Old Growth Western Red Cedar Stump at Clearwater Creek - Naselle, WA

Old-growth Western Red Cedar stump at Clearwater Creek - Naselle, WA.

Example of a "short snag" or a "high stump" that provides long-lasting woody debris in the landscape. This cedar tree may have been cut more than a century ago. Old stumps are a good indicator of the tree size potential for the site - what a wild forest manager should be aiming for.

"">Massive large woody debris on the forest floor next to

Massive woody debris on the forest floor next to the "Kalaloch Cedar" in Olympic National Park.

In an un-managed old-growth forest, the accumulation of large, downed trees creates a network of wooden "topography" several feet thick.

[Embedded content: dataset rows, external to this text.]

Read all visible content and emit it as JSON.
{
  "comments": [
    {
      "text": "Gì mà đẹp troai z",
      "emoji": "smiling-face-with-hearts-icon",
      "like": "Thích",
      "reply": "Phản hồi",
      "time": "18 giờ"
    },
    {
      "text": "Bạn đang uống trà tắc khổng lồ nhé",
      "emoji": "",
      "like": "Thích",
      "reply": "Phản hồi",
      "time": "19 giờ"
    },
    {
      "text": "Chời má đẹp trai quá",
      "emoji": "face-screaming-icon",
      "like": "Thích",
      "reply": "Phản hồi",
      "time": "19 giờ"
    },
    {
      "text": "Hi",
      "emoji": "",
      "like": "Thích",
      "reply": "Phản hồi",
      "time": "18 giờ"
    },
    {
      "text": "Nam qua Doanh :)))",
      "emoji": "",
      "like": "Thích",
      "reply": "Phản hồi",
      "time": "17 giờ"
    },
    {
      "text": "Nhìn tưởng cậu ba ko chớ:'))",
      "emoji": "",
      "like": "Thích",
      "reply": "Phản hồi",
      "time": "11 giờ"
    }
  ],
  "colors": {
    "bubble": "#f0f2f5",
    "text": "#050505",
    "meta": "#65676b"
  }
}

Once this layer decomposes or is burned in an intensively managed forest, it will take many centuries to re-attain this volume and density of on-ground biomass, but only if the trees are allowed to grow large and remain where they fall. This is one Wild Forestry attribute that cannot be maintained on production-oriented landscapes.

Clearwater Creek SE corner with LWD and big snag

Big stumps and snags at Clearwater Creek - Naselle, WA.

A site rich with complexity. Live biomass consists of mature forest in the background and six year-old natural regeneration in the foreground. Dead biomass includes numerous second-growth stumps and big, gnarly snags.

Big timber on the Eastern Hill at Clearwater Creek

Large woody debris on the trail at Clearwater Creek - Naselle, WA.

Trees are constantly falling down in this wind-dominated coastal site (Willapa Bay). Generally they cannot be recovered economically outside of a normal harvest cycle, so they become the "large woody debris" essential for optimum ecosystem function. In this case, the trees fell across the trail, so they were chain-sawed into chunks and rolled out of the way.

Big logs on the ground in South Side Unit #4

Logging and storm debris on the forest floor at Clearwater Creek - Naselle, WA.

Excessive amount of large woody debris due to un-treated logging slash coincident with sustained, hurricane-force wind event, 6 years prior. Not a good scenario for commercial timber production or for arid, fire-prone sites, but this higher-than-normal on-ground biomass is a big plus for Wild Forest Management: nutrient and water buffering, wildlife habitat, seedling protection (from browsing elk), etc.

Remnant forest in South Side unit #4, between first two road junctions, showing

Small woody debris at Clearwater Creek - Naselle, WA.

This site was selectively harvested at the same time that a hurricane force wind event ravaged the forest, resulting in exceptional "biomass loading" - a lot of wood on the ground. Six years after the event, this stand was "cleaned up", and the resulting carpet of short-term woody debris will nourish and protect the soil for decades. Many of the stems in this photo are missing their tops (blown off in the storm), but they were retained as standing dead timber for wildlife.

Gargantuan California Redwoods thumbnail
Dense Old Growth Forest in Western WA State. thumbnail
Mature Doug fir stand in Columbia River Gorge, OR thumbnail
Heavy Thinning thumbnail
Mechanical Harvesting thumbnail
Needs Thinning thumbnail
WTF Riparian Zone at 12 years - west end. thumbnail
35 year-old redwood in Willamette Valley, OR. thumbnail
Tree Growth Curve thumbnail
tree_with_roots thumbnail
Old Growth Western Red Cedar Stump at Clearwater Creek - Naselle, WA thumbnail
Massive large woody debris on the forest floor next to
Clearwater Creek SE corner with LWD and big snag thumbnail
Big timber on the Eastern Hill at Clearwater Creek thumbnail
Big logs on the ground in South Side Unit #4 thumbnail
Remnant forest in South Side unit #4, between first two road junctions, showing